There’s a reason Vancouver consistently ranks high in ‘best cities in the world to live’ lists. On the one hand, you have a cosmopolitan, big city buzz, while the other holds mountain views, breezy oceanfront living and the 1000-acre Stanley Park.
Stanley Park is Vancouver’s largest urban park, bigger even than New York’s Central park, attracting roughly 8 million visitors every year. The park is a sanctuary with blossoming gardens, a water park, miniature railway and much more. You could spend days here exploring every facet of its diverse landscape and still not see everything, so we’ve put together just a few of our favourite highlights.
A symbol of Vancouver’s aboriginal heritage, the nine totem poles at Brockton Point are the most visited of Stanley Park’s features. Although the originals were replaced with well-crafted replicas in the 1980s to preserve them, they are still a master craft of artwork, standing proud and foreboding against the vibrancy of the forestry.
Named after Pauline Johnson’s poem ‘Ode to the Lost Lagoon,’ this 41-acre lake is near the base of the park, west of the Georgia Street Entrance. As well as being a nesting ground to the non-native mute swan and Canadian Geese, it’s also home to peacocks and great blue herons.
Particularly beautiful at night is the lit fountain, erected by Robert Harold Williams to commemorate the city’s golden jubilee.
Encircling the perimeter of Stanley Park is the Seawall. It covers roughly 5 miles and is used often by joggers and cyclists, but it’s also a great spot for a romantic walk. Photographers will wonder at the views here, particularly of downtown Vancouver, the North Shore Mountains and the Lions Gate Bridge.
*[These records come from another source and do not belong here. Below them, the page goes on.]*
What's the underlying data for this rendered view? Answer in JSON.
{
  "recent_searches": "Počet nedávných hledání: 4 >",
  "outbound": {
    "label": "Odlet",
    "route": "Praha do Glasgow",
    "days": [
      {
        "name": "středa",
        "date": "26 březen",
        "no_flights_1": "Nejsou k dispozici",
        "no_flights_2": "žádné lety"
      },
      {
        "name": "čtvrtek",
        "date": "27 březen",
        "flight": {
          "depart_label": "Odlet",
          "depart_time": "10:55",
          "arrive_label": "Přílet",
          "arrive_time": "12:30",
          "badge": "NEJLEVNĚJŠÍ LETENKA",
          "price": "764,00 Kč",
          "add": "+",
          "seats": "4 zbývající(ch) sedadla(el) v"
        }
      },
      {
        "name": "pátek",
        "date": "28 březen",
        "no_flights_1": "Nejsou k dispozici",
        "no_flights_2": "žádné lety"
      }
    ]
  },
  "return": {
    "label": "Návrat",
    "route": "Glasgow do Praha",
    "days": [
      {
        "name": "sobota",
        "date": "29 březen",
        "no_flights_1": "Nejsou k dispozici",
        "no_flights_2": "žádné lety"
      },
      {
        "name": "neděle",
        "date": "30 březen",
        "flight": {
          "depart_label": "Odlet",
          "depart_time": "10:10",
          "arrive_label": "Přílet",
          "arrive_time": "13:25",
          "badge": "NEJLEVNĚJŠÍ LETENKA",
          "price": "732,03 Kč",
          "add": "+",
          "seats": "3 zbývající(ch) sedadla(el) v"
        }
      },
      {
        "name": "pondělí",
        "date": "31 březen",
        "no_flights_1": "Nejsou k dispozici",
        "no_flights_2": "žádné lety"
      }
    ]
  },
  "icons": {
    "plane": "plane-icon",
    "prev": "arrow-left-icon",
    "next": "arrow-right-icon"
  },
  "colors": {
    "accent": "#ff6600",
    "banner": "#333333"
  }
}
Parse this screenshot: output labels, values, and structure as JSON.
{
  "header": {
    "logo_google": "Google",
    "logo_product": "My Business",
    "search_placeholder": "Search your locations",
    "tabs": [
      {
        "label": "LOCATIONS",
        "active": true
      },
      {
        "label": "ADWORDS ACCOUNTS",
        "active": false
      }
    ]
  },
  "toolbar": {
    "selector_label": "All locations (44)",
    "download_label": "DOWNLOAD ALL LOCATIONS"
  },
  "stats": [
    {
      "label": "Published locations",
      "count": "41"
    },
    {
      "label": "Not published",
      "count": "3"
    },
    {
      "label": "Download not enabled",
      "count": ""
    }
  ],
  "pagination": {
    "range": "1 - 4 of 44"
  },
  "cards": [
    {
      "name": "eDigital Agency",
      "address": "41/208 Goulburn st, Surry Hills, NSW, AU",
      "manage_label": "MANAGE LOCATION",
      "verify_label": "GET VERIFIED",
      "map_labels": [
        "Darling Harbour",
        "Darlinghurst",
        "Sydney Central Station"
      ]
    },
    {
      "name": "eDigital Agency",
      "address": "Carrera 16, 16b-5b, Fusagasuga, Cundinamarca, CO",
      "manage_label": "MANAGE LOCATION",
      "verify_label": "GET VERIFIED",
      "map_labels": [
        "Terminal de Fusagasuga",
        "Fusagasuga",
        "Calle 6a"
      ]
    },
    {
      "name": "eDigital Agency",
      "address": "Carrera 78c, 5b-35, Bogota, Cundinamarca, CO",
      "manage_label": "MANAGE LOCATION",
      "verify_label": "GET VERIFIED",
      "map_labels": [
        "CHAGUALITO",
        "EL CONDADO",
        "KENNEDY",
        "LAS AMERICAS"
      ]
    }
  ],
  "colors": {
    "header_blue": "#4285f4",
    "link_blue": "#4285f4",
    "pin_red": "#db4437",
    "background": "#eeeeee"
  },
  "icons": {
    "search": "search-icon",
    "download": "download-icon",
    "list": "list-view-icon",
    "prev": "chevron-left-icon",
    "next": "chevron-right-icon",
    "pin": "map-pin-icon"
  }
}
Not only is this a public aquarium, it’s also a centre for marine research, conservation and marine animal rehabilitation. The aquarium is home to over 50,000 animals from across the world, including sea lions, sea otters, dolphins and penguins.